## [Supplied information]
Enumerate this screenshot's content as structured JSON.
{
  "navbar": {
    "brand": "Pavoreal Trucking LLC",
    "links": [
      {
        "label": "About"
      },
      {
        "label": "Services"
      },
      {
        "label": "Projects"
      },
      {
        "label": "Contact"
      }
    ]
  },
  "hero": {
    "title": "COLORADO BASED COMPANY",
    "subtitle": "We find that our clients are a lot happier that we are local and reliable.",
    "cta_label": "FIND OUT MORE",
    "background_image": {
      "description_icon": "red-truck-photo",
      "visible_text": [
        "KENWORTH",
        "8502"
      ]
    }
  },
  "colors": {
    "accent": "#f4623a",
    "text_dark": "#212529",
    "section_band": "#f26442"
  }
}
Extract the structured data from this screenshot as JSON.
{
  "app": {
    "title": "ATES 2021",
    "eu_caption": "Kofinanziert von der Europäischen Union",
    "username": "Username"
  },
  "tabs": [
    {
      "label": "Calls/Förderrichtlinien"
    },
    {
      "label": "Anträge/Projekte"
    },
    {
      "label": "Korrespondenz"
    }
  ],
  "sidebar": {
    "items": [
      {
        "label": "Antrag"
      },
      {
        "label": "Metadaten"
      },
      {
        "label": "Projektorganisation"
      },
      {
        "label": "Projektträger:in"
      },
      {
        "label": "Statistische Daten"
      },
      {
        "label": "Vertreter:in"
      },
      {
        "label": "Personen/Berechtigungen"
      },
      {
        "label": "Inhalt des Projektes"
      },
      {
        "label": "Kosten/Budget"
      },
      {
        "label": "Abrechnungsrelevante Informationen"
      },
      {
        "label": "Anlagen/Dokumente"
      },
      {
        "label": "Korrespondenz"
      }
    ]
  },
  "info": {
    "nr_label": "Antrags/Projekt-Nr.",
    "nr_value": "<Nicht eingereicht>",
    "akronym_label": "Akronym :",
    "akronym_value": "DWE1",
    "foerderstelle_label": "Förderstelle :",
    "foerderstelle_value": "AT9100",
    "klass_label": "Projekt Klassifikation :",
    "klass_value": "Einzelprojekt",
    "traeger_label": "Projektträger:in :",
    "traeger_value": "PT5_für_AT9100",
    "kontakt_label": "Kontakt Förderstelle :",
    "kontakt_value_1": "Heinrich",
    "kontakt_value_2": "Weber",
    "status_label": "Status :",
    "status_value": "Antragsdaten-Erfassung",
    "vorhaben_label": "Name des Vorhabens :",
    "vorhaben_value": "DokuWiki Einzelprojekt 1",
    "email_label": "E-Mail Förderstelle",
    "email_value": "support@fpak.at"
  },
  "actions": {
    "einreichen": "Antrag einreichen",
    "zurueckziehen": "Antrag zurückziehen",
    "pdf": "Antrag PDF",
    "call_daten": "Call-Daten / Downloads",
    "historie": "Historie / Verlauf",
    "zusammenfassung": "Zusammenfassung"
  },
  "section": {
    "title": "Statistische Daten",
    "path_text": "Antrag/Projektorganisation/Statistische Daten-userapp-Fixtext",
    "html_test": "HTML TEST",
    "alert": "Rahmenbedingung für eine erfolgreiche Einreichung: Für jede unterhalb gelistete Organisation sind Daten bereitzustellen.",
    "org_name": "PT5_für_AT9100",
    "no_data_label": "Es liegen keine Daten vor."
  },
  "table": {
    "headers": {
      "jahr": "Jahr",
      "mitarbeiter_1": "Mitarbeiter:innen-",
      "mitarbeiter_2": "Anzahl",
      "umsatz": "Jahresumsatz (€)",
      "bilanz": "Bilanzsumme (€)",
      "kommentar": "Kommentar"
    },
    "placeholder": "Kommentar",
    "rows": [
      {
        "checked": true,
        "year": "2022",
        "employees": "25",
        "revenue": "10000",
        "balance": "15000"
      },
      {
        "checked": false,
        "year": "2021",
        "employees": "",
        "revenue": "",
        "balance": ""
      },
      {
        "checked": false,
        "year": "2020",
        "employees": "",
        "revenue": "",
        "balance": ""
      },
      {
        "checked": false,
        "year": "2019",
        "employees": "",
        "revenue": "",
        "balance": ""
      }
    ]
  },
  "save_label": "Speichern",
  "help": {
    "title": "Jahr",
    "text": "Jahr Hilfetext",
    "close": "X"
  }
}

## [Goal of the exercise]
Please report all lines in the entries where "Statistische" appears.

## [Output]
        "label": "Statistische Daten"
    "title": "Statistische Daten",
    "path_text": "Antrag/Projektorganisation/Statistische Daten-userapp-Fixtext",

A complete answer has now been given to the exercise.